Today, the California Department of Education released the results of the California Assessment of Student Performance and Progress, after a delay caused by a recently identified data issue.
Officially launched in Spring 2015, this computer adaptive test is designed to effectively test and understand student knowledge. This year’s results offer some insight into how the public schools that nonprofit group GO Public Schools serves are performing as they work to prepare our students for the future.
In the Oakland Unified School District, just over a third of students (34.7%) were found to be meeting or exceeding standards in English and Literacy, and an even smaller number (27.6%) were meeting or exceeding standards in Math, representing a slight increase from last year’s results.
The test results also indicate what clearly represents a persistent achievement gap that exists with some subgroups, whose scores also increased from last year, but at a lower percentage. For example, White students are more than 4 times more likely to be meeting or exceeding standards in Math than Black students, and this has remained consistent since testing began a few years ago. And as a popular landing point for newcomers to the U.S., Oakland’s proficiency levels for English learners are staggeringly low, at 5.2% for English and 8.3% for math.
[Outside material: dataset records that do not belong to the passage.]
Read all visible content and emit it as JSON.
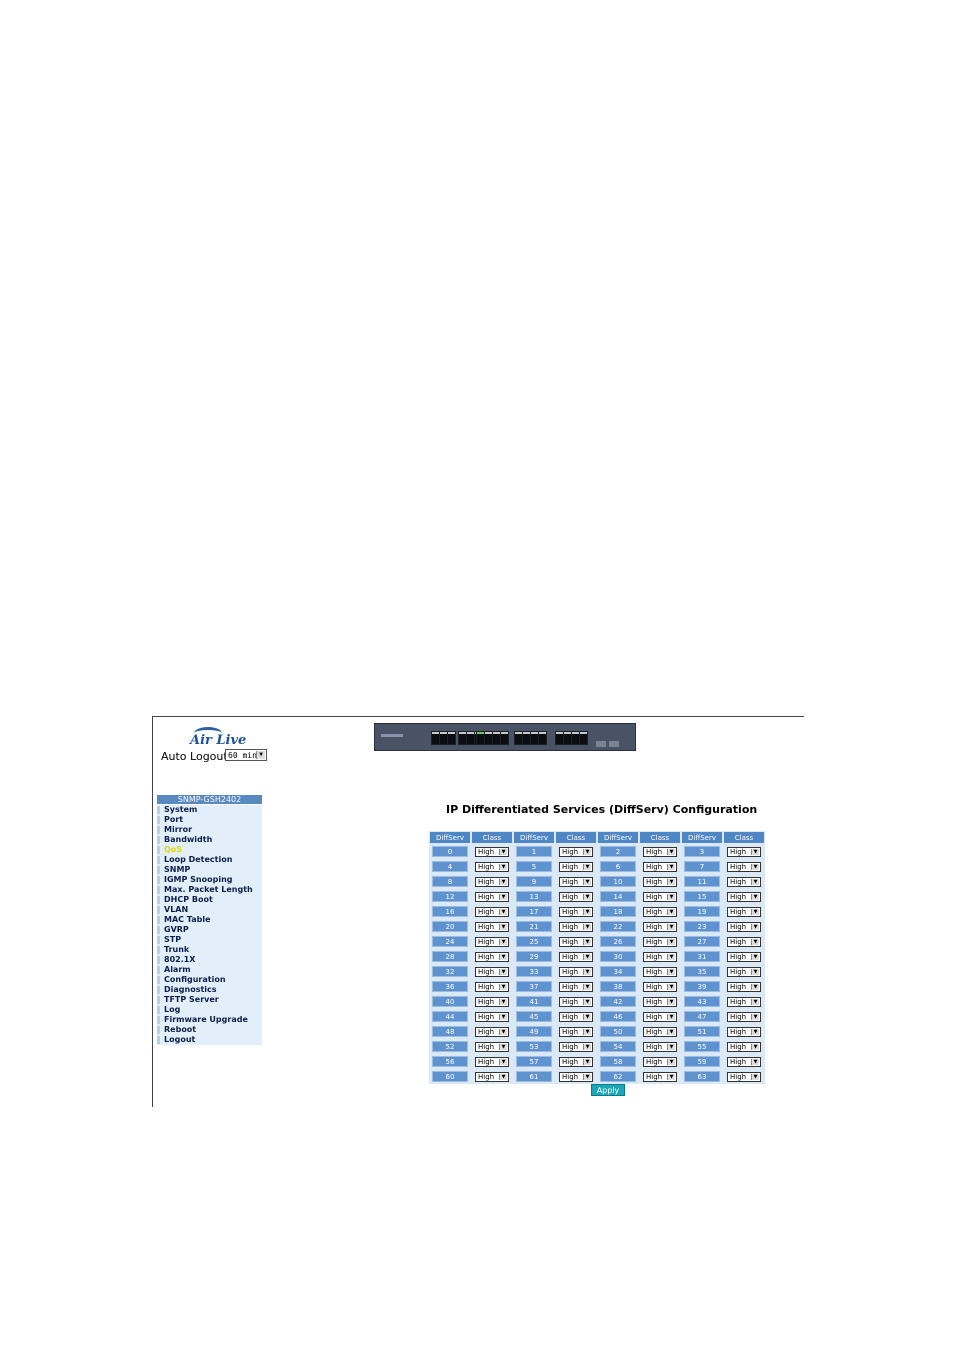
{
  "header": {
    "logo_text": "Air Live",
    "auto_logout_label": "Auto Logout",
    "auto_logout_value": "60 min"
  },
  "sidebar": {
    "title": "SNMP-GSH2402",
    "items": [
      {
        "label": "System"
      },
      {
        "label": "Port"
      },
      {
        "label": "Mirror"
      },
      {
        "label": "Bandwidth"
      },
      {
        "label": "QoS",
        "active": true
      },
      {
        "label": "Loop Detection"
      },
      {
        "label": "SNMP"
      },
      {
        "label": "IGMP Snooping"
      },
      {
        "label": "Max. Packet Length"
      },
      {
        "label": "DHCP Boot"
      },
      {
        "label": "VLAN"
      },
      {
        "label": "MAC Table"
      },
      {
        "label": "GVRP"
      },
      {
        "label": "STP"
      },
      {
        "label": "Trunk"
      },
      {
        "label": "802.1X"
      },
      {
        "label": "Alarm"
      },
      {
        "label": "Configuration"
      },
      {
        "label": "Diagnostics"
      },
      {
        "label": "TFTP Server"
      },
      {
        "label": "Log"
      },
      {
        "label": "Firmware Upgrade"
      },
      {
        "label": "Reboot"
      },
      {
        "label": "Logout"
      }
    ]
  },
  "main": {
    "title": "IP Differentiated Services (DiffServ) Configuration",
    "col_diffserv": "DiffServ",
    "col_class": "Class",
    "class_value": "High",
    "apply_label": "Apply",
    "rows": [
      [
        "0",
        "1",
        "2",
        "3"
      ],
      [
        "4",
        "5",
        "6",
        "7"
      ],
      [
        "8",
        "9",
        "10",
        "11"
      ],
      [
        "12",
        "13",
        "14",
        "15"
      ],
      [
        "16",
        "17",
        "18",
        "19"
      ],
      [
        "20",
        "21",
        "22",
        "23"
      ],
      [
        "24",
        "25",
        "26",
        "27"
      ],
      [
        "28",
        "29",
        "30",
        "31"
      ],
      [
        "32",
        "33",
        "34",
        "35"
      ],
      [
        "36",
        "37",
        "38",
        "39"
      ],
      [
        "40",
        "41",
        "42",
        "43"
      ],
      [
        "44",
        "45",
        "46",
        "47"
      ],
      [
        "48",
        "49",
        "50",
        "51"
      ],
      [
        "52",
        "53",
        "54",
        "55"
      ],
      [
        "56",
        "57",
        "58",
        "59"
      ],
      [
        "60",
        "61",
        "62",
        "63"
      ]
    ]
  }
}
“This year’s test results tell us that we still haven’t done enough to support our students or shift their learning environments to meet their unique needs and realize their full potential,” said Ash Solar, Executive Director of GO Public Schools Oakland. “It’s true that our students are not solely defined by their test scores, but these scores do indicate that we need to do much, much better for Oakland kids.”
GO Public Schools recognizes that this test and the associated standards are relatively new, and that school systems and educators continue to adapt and better prepare to teach to these new standards. We are committed to doing our part in the next school year to ensure that educators are properly supported so that they can place their focus on what matters most—student learning.